The excitement and suspense that comes with placing a bet or playing casino games is great for the brain. It also increases one’s happiness. But, like any other activity, gambling should be done with moderation. This is why it is important to set financial and time-wise limits. This will ensure that you do not go overboard and end up losing your money. Furthermore, engaging in gambling activities in moderation helps to keep the brain active, thus enhancing cognitive skills and boosting self-esteem.

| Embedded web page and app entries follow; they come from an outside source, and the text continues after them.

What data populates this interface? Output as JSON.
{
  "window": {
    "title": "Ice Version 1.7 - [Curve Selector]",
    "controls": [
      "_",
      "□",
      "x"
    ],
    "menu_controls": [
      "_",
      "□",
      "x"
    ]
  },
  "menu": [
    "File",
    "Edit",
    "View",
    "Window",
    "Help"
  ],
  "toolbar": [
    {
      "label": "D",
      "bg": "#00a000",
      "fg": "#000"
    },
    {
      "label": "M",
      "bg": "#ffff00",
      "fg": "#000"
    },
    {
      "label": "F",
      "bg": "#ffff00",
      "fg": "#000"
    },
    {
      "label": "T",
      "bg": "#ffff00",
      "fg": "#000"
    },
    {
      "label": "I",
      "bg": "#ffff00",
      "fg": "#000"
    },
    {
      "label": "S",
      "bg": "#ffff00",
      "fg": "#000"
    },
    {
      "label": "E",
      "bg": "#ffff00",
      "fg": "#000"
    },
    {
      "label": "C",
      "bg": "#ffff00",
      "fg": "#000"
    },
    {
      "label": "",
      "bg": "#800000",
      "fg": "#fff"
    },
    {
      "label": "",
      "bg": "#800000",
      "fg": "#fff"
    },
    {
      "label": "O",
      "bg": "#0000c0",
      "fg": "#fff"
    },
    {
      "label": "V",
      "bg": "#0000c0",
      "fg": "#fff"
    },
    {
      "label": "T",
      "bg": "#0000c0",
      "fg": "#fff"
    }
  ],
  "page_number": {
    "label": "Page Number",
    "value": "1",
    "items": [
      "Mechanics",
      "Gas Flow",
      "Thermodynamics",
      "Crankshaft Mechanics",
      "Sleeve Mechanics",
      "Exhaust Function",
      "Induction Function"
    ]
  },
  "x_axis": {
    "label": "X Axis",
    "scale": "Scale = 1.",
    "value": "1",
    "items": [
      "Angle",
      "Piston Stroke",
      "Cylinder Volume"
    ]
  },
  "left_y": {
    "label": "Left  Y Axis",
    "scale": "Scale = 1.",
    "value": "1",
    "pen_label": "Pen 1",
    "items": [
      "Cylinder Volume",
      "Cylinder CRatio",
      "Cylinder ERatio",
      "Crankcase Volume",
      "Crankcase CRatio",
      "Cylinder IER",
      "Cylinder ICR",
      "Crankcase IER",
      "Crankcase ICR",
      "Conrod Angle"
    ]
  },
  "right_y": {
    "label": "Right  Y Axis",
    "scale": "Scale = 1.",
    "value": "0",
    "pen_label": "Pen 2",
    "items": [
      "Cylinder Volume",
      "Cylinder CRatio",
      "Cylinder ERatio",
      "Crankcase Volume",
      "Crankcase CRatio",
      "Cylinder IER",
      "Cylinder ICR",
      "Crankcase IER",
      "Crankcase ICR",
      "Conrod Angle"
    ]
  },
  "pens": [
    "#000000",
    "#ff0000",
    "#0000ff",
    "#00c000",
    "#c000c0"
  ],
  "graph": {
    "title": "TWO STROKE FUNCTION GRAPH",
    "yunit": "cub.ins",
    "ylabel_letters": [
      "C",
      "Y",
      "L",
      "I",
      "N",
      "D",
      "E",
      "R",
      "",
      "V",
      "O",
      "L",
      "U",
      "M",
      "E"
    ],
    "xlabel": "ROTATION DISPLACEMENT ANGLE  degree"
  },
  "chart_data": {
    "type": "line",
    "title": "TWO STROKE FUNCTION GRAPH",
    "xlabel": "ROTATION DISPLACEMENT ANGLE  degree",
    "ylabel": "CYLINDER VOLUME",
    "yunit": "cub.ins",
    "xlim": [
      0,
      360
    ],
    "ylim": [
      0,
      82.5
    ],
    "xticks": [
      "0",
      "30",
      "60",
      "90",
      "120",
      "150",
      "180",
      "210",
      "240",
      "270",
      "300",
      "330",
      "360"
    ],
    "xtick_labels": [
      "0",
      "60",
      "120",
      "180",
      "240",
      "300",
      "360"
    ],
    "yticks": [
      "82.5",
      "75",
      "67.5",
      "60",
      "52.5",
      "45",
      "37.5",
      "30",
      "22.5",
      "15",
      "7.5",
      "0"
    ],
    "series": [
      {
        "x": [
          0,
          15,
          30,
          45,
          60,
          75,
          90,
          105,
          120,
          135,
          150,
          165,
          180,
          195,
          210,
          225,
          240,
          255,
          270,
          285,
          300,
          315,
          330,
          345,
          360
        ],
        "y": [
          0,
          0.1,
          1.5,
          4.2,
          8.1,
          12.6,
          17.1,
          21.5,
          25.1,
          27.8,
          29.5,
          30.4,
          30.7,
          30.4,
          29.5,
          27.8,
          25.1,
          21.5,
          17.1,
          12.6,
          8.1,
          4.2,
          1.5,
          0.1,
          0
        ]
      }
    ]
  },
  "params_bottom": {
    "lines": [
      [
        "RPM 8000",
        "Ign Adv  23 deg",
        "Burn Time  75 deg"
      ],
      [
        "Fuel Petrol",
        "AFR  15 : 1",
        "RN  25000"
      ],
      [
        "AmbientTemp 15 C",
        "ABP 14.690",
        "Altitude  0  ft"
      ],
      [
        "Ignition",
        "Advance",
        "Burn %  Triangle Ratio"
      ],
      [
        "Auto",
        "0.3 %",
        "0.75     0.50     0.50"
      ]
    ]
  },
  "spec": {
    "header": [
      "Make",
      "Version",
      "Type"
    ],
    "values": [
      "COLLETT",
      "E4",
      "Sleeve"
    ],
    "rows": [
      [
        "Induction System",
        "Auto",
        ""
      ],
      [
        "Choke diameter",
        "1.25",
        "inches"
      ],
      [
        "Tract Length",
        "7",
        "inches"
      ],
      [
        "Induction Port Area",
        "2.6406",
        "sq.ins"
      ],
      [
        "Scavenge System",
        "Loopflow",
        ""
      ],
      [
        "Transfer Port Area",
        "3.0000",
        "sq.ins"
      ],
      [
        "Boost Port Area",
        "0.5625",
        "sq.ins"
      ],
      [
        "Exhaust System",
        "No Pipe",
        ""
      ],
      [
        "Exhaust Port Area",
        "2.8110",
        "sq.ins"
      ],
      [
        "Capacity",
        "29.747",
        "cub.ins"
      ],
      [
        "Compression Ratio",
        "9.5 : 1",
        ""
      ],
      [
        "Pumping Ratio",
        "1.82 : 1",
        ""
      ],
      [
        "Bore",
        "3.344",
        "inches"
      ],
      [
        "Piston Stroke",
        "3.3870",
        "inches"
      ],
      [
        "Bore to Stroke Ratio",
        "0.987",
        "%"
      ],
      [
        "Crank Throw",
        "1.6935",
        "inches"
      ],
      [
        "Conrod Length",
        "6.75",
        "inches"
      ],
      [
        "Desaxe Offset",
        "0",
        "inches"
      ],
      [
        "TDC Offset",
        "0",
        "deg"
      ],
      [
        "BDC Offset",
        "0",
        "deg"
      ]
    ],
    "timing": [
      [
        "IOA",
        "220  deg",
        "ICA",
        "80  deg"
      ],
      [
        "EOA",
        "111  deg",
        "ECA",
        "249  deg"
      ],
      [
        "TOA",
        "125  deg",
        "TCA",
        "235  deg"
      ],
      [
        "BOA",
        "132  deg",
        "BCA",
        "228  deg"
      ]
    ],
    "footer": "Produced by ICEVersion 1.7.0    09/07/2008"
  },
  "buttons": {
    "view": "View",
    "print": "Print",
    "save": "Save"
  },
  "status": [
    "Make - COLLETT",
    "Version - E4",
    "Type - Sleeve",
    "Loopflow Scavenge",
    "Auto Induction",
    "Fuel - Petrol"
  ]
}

Gambling also has many positive impacts on society, ranging from economic to cultural. For example, casinos bring in tourism and can boost local economies. They can also create new jobs and improve social infrastructure. However, critics argue that these benefits come at the expense of problem gamblers and their significant others, who often suffer from psychological and emotional distress and may be unable to work. In addition, they can incur a large cost to society through their inability to pay for their own care and that of their families.

While it is difficult to quantify the social costs of gambling, the literature shows that they are considerable. The most common approach to assessing the impact of gambling on society is to concentrate on the negative impacts caused by pathological or compulsive gambling. This has the disadvantage of overlooking positive impacts, such as tax revenues and social spending. It also fails to include a broader range of harms, such as loss of income and savings, unemployment, reduced productivity, and increased health and mental wellbeing costs.

In addition to these direct impacts, there are several indirect and hidden costs that can be incurred as a result of gambling. These can include the costs of family members seeking treatment for problem gambling, social disruptions, and the cost of crime committed by problem gamblers. They can also include the cost of healthcare and other services provided to gamblers and their families.

There are four main reasons why people gamble: for fun, for money, to escape reality, and for coping with problems. Understanding these motivations can help you better understand why your loved one gambles, and may even help you recognize when they have a gambling problem. For instance, some people gamble to avoid dealing with uncomfortable emotions, while others do it as a way to spend time with friends. They also do it for the thrill of winning and the adrenaline rush that they feel. Research shows that these feelings can be triggered by certain brain areas, which can affect decision-making and control impulses.